Now, researchers have discovered what they say is the first evidence of buckling of the planet’s outer silicate shell in response to this global contraction. In a study published Wednesday in the journal Geophysical Research Letters, the researchers describe a “great valley” that most likely formed as a result of Mercury’s single outer crust plate contracting and bending. 

The valley, which extends into the Rembrandt basin — one of the largest and youngest impact basins on Mercury — is about 250 miles wide, 2 miles deep, and over 600 miles long, making it much larger than the Grand Canyon.

“Unlike Earth’s Great Rift Valley in East Africa, Mercury’s Great Valley is not caused by the pulling apart of lithospheric plates due to plate tectonics; it is the result of the global contraction of a shrinking one-plate planet,” lead author Thomas Watters from the Smithsonian National Air and Space Museum in Washington, D.C., said in a statement. “Even though you might expect lithospheric buckling on a one-plate planet that is contracting, it is still a surprise when you find that it’s formed a great valley that includes the largest fault scarp and one of the largest impact basins on Mercury.”

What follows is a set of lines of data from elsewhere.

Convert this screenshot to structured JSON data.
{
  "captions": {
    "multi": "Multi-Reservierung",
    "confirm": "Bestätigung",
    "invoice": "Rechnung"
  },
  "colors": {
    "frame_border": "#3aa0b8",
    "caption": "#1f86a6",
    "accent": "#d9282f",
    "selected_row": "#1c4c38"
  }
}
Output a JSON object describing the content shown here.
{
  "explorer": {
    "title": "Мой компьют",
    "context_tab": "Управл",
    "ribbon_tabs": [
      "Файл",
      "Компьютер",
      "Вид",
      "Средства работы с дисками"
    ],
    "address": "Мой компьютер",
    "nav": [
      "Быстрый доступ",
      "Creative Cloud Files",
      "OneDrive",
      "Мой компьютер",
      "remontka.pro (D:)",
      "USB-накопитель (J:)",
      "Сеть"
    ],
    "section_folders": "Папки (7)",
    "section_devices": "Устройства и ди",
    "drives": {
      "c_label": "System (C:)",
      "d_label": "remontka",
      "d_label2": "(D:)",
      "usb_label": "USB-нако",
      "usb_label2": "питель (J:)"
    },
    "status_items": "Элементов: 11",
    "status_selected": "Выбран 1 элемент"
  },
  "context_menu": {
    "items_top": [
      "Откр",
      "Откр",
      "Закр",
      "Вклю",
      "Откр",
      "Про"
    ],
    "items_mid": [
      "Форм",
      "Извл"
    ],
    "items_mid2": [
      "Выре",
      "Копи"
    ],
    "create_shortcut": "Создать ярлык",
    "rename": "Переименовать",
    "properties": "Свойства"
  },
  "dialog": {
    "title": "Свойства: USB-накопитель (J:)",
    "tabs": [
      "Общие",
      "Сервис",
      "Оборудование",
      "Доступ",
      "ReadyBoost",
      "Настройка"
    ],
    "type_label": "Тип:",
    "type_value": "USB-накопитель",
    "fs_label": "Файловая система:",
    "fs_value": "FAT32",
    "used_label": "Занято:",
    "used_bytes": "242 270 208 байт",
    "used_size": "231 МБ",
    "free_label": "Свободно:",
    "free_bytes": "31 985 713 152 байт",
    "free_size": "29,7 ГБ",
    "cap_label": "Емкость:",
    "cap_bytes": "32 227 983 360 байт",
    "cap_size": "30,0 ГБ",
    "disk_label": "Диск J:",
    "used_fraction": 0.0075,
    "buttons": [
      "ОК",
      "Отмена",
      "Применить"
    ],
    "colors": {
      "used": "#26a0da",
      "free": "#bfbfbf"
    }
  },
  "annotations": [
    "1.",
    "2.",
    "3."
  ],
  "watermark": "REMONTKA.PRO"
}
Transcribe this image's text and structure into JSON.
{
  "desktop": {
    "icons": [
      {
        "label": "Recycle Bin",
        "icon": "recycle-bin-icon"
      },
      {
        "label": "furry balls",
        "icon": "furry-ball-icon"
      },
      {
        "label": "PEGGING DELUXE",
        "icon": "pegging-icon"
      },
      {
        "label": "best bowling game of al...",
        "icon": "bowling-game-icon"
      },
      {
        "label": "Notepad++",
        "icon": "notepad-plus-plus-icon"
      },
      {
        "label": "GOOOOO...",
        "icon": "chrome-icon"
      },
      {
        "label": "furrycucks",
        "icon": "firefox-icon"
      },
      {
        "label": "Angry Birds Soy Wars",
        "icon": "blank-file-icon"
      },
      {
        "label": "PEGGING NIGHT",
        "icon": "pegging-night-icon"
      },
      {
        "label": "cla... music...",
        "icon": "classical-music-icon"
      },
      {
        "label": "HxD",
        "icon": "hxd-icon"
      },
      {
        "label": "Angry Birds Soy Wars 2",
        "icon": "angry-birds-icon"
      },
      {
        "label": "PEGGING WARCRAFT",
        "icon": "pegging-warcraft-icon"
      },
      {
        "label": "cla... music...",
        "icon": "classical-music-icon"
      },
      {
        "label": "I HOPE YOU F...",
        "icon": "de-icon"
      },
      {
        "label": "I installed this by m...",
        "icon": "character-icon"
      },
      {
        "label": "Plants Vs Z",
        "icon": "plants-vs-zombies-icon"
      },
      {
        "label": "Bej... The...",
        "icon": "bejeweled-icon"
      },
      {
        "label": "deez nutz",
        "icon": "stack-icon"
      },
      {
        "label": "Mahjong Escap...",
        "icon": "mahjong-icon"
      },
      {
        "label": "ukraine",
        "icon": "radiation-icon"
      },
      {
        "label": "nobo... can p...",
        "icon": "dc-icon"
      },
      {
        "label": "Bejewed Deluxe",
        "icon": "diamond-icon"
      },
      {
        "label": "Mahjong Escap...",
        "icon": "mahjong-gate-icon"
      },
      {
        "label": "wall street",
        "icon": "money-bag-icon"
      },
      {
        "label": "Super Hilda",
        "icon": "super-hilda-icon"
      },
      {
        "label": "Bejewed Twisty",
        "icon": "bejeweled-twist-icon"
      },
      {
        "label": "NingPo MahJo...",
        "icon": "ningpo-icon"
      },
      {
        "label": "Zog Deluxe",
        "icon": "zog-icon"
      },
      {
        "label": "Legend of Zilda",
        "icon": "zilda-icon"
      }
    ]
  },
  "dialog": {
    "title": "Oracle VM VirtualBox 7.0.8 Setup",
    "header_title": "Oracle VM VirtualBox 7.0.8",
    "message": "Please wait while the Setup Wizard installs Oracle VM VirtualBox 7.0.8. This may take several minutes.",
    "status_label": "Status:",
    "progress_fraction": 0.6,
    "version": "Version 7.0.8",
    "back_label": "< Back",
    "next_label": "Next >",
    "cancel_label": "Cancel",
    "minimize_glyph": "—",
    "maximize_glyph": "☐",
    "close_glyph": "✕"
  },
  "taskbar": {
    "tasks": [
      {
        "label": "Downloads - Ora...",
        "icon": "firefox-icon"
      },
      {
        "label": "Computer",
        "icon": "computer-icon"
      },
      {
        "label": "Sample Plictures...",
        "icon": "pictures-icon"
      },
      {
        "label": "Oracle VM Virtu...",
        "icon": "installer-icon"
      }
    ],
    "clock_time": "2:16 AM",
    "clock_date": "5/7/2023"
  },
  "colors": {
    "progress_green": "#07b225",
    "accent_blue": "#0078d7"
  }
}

The researchers were — using images captured by NASA’s MESSENGER [MErcury Surface, Space ENvironment, GEochemistry, and Ranging] spacecraft — able to create a high-resolution topographic map of the part of Mercury’s southern hemisphere where the valley is located. They discovered that it is bound by two large scarps — probably created when one side of a geological fault moved vertically with respect to another.

“There are similar examples of this on Earth involving both oceanic and continental plates, but this may be the first evidence of this geological process on Mercury,” Watters said.

MESSENGER was launched in 2004 and began orbiting Mercury in 2011. The spacecraft continued to operate for over three years after completing its primary mission in 2012, capturing, in the process, nearly 300,000 images during its over 4,100 orbits.